Brian Capstick interviewed
The British lawyer Professor Brian Capstick is the founder of a large law firm specializing in healthcare related work, and also the founder of Datix, a London company specializing in software for health organizations. He also established an academic society that is now part of the Royal Society of Medicine. Professor Capstick generously provided financial support for the RKD’s Segal Project, a major project that transferred Dr Sam Segal’s substantial archive of information about still lifes to the RKD, including the addition of approximately 30,000 still lifes to the RKDimages database. Capstick has been a CODART Patron since 2013.READ ON

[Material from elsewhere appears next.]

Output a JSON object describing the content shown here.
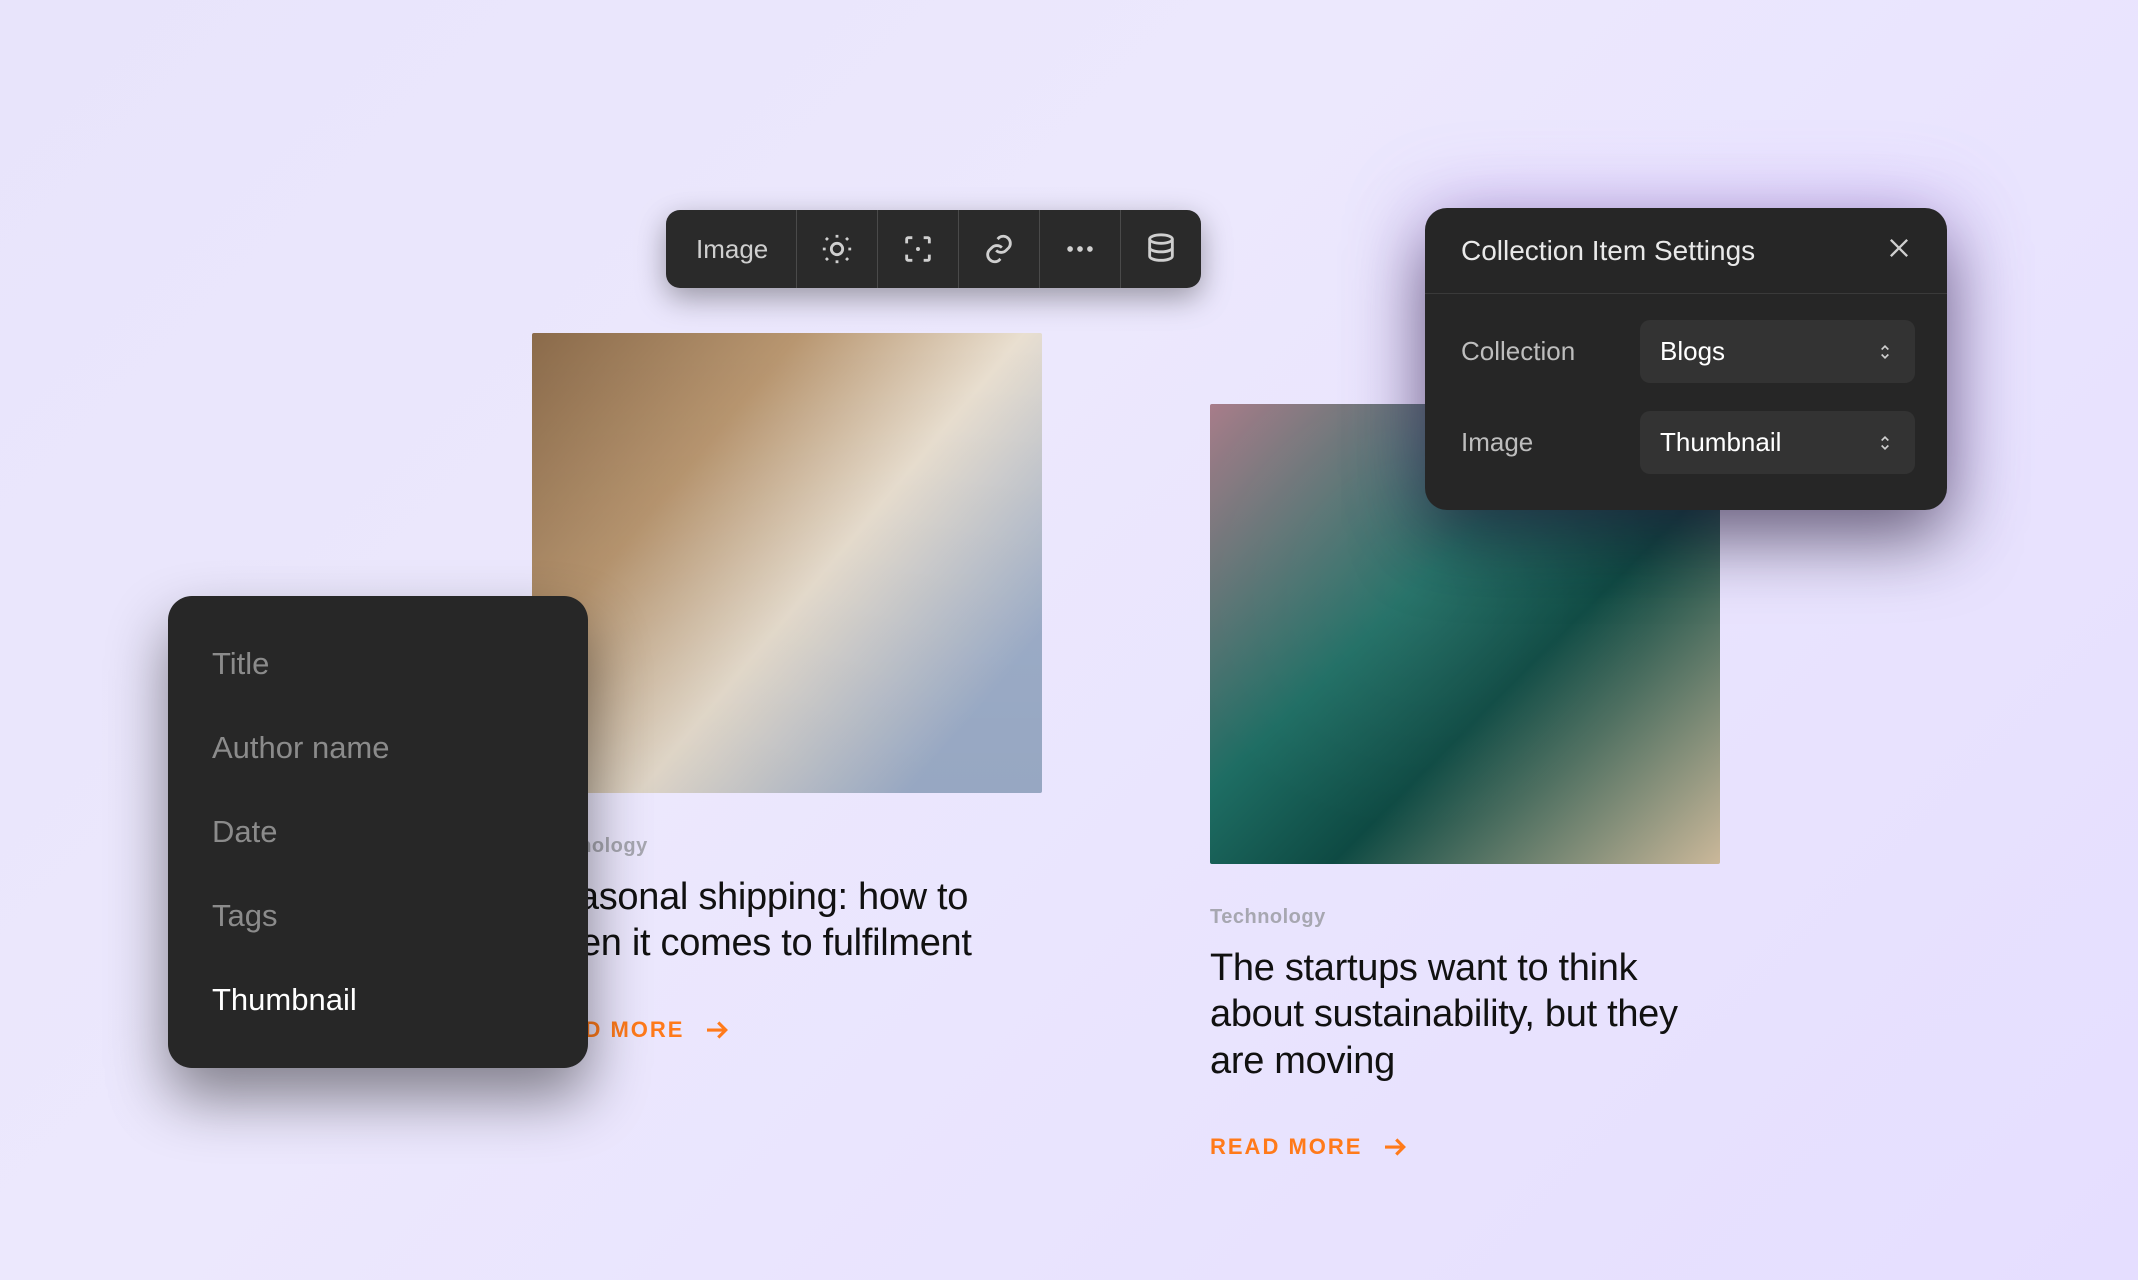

The CODART ZEVENTIEN Congress focused on problems and questions related to the presentation of collections. In all of the lectures, gallery visits and discussions, this focus revealed the tensions and possibilities in such topics as the desire to expand audience access to information, the role of technology in museums and the potential for digital engagement, various methods of presenting museum collections in the twenty-first century, and the roles of both curator and visitor in museum interpretation and audience engagement.READ ON